Unspeakable Acts, Unnatural Practices: Flaws and Fallacies in Scientific Reading Instruction

At last (2003), noted language researcher and educator Frank Smith weighs in! Using his razor-sharp analytical skills in linguistics and intimate understanding of professional teaching, Smith dismantles the shoddy science undergirding direct, intensive, and early phonics training. His book title is to be taken literally. The very reading instruction that claims to be “scientific,” “research based,” and “evidence based”―imposed on teachers and enforced through innumerable mandated tests―is founded on activities that are unspeakable and practices that are unnatural. The mandated approach to language teaching is, in fact, linguistically impossible, as Smith proves.

And What Do You Mean by Learning?

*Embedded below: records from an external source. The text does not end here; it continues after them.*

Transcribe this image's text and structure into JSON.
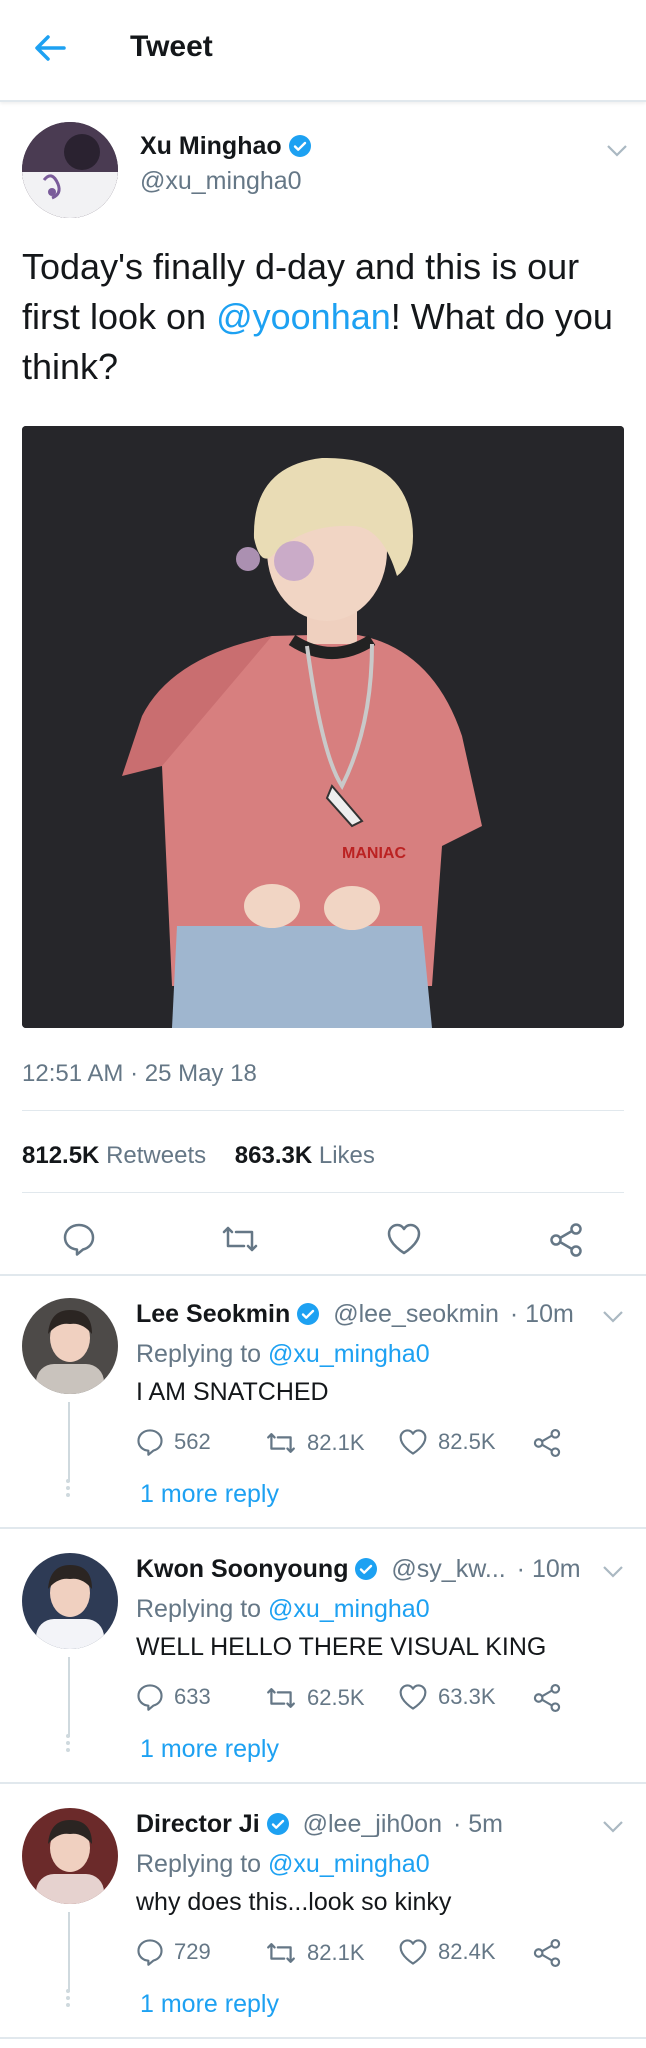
{
  "header": {
    "title": "Tweet"
  },
  "tweet": {
    "author_name": "Xu Minghao",
    "author_handle": "@xu_mingha0",
    "text_before": "Today's finally d-day and this is our first look on ",
    "mention": "@yoonhan",
    "text_after": "! What do you think?",
    "image_text": "MANIAC",
    "timestamp": "12:51 AM · 25 May 18",
    "retweets_count": "812.5K",
    "retweets_label": "Retweets",
    "likes_count": "863.3K",
    "likes_label": "Likes"
  },
  "colors": {
    "accent": "#1da1f2",
    "muted": "#657786",
    "border": "#e1e8ed"
  },
  "replies": [
    {
      "name": "Lee Seokmin",
      "handle": "@lee_seokmin",
      "time": "· 10m",
      "replying_prefix": "Replying to",
      "replying_to": "@xu_mingha0",
      "text": "I AM SNATCHED",
      "replies": "562",
      "retweets": "82.1K",
      "likes": "82.5K",
      "more": "1 more reply"
    },
    {
      "name": "Kwon Soonyoung",
      "handle": "@sy_kw...",
      "time": "· 10m",
      "replying_prefix": "Replying to",
      "replying_to": "@xu_mingha0",
      "text": "WELL HELLO THERE VISUAL KING",
      "replies": "633",
      "retweets": "62.5K",
      "likes": "63.3K",
      "more": "1 more reply"
    },
    {
      "name": "Director Ji",
      "handle": "@lee_jih0on",
      "time": "· 5m",
      "replying_prefix": "Replying to",
      "replying_to": "@xu_mingha0",
      "text": "why does this...look so kinky",
      "replies": "729",
      "retweets": "82.1K",
      "likes": "82.4K",
      "more": "1 more reply"
    }
  ]
}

One of America’s original thinkers about public education, Seymour Sarason poses the crucial question for all educators-“”What do you mean by learning?” “Learning” is the word most used in educational literature and yet educators have great difficulty in defining it. Sarason demonstrates that the lack of clarity about the concept of learning is at the root of the disappointments of educational reform, the inadequacies of preparatory programs, and proclamations of policy. He takes a good look at another question as well: Why are the principles of learning implied by what parents of preschoolers say and do so different from the principles educators employ? And he goes a step further when he asks: Why is it that no one, educators or otherwise, has ever said that schools are places where teachers learn?



Summer Fun (and learning) for the Whole Family

The Invent to Learn Guide to the micro:bit
.
The most comprehensive micro:bit and MakeCode book to date by Pauline Maas and Peter Heldens. This book offers more than thirty electronics, programming, and physical computing projects from simple to complex using the low-cost, but versatile, BBC micro:bit.

Scrappy Circuits
.
In Michael Carroll’s Scrappy Circuits you’ll find an imaginative “do-it-yourself” way to learn about electrical circuits for less than $1 per person. Raid your junk drawer for simple office supplies, add a little cardboard, pay a visit to a local dollar store, and you are on your way to countless fun projects for learning about electronics. No soldering or expensive equipment required.

Recommended reading for educators interested in learning about AI

Educators, or anyone else interested in understanding what artificial intelligence may contribute to learning, education, and society, would be well-advised to read the books recommended here.


Learn by making this summer; alone, with colleagues, or with your own children!

Check out the CMK Press collection of books on learning-by-making by educators for educators!

Invent the future of education at CMK 2024! This is the final summer institute!

Leave a Reply

Your email address will not be published. Required fields are marked *

This site uses Akismet to reduce spam. Learn how your comment data is processed.